Zambia: Opposition leader unexpectedly wins landslide victory in presidential election
Opposition leader Hakainde Hichilema of the United Party of National Development (UPND) was declared the winner of Zambia’s presidential elections held on 12 August. Hichilema won 59% of the votes, against 38% for the incumbent President Edgar Lungu of the Patriotic Front (PF), with a margin of about 1 million votes. Also in the simultaneous legislative election, the UPND secured a sweeping victory. Notwithstanding rising authoritarianism under incumbent President Lungu and the worst economic crisis in decades, the election outcome marks Zambia’s third democratic power transition in three decades. Despite the tense campaign, voter intimidation and several events of political violence, Lungu and his PF seem prepared to comply with constitutional provisions for a peaceful transfer of power. However, should the PF nevertheless challenge the result and call for protests, the outlook could turn on the downside.
Since President Lungu came to power in 2015, corruption, oppression and human rights abuses increased significantly, while double-digits inflation raised the cost of living.

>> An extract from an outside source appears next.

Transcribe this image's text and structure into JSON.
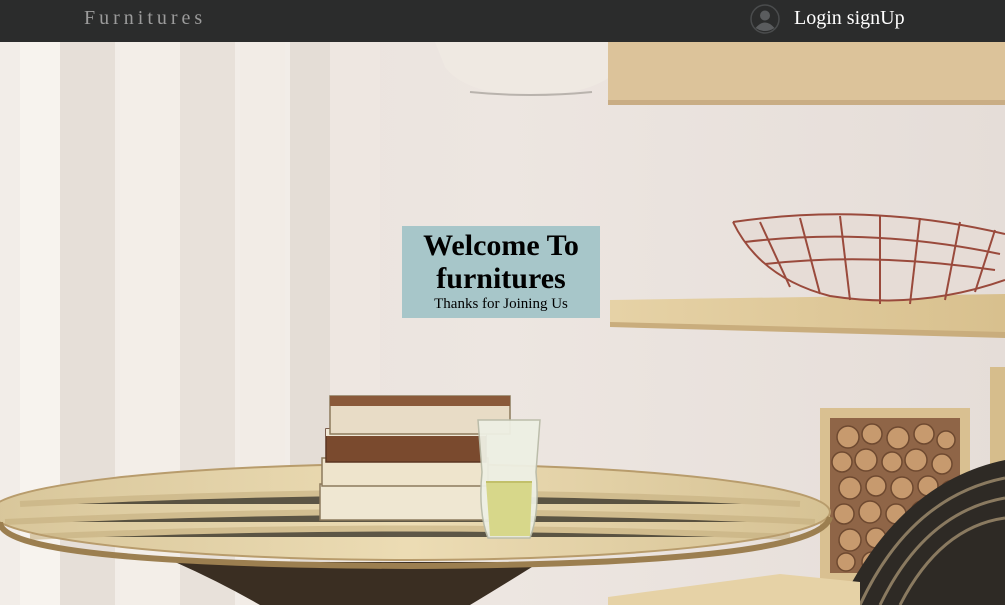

Economic mismanagement, volatile commodity prices and unsustainable borrowing plans for a series of opaque Chinese-built infrastructure projects pushed the country into a debt crisis. In fact, nominal external borrowing tripled during that period, raising the total public debt stock from merely 36% of GDP in 2014 to 117% in 2020. Negotiations over an IMF financial support programme have been stalled for years due to lack of efforts towards fiscal discipline and debt transparency, especially with regard to Chinese loans to state-owned entities. In November 2020, Zambia became the first African country to default on its external debt since the outbreak of the Covid-19 pandemic. Engaging in an IMF programme remains a key requirement for restructuring the USD 12 billion debt owed to external creditors (with China being the major creditor).
Newly elected President Hichilema is a businessman, viewed as more market-oriented, with the ambition to put the country’s public finances back on a sustainable path while regaining investor confidence in Africa’s second largest copper exporter. As a reaction to the election result, the Zambian kwacha strengthened while the sovereign dollar bonds rallied. During the campaign, Hichilema promised to tackle corruption, open serious talks with the IMF, restore financial market access and review disruptive policies like those that enabled the seizure of mines. Hichilema’s UPND government is expected to finalise an IMF reform programme within 6 months and activate Zambia’s debt restructuring negotiations under the G20’s Common Framework for Debt Relief beyond the Debt Service Suspension Initiative (DSSI). Credendo classified Zambia in the highest MLT political risk category 7/7 in May 2020 (coming from 5/7 in 2014), while the ST political risk classification has been in category 6/7 since 2019 (coming from 3/7 in 2014). The recent political shift improves Zambia’s outlook again following 6 years of successive downgrades.
Analyst: Louise Van Cauwenbergh – firstname.lastname@example.org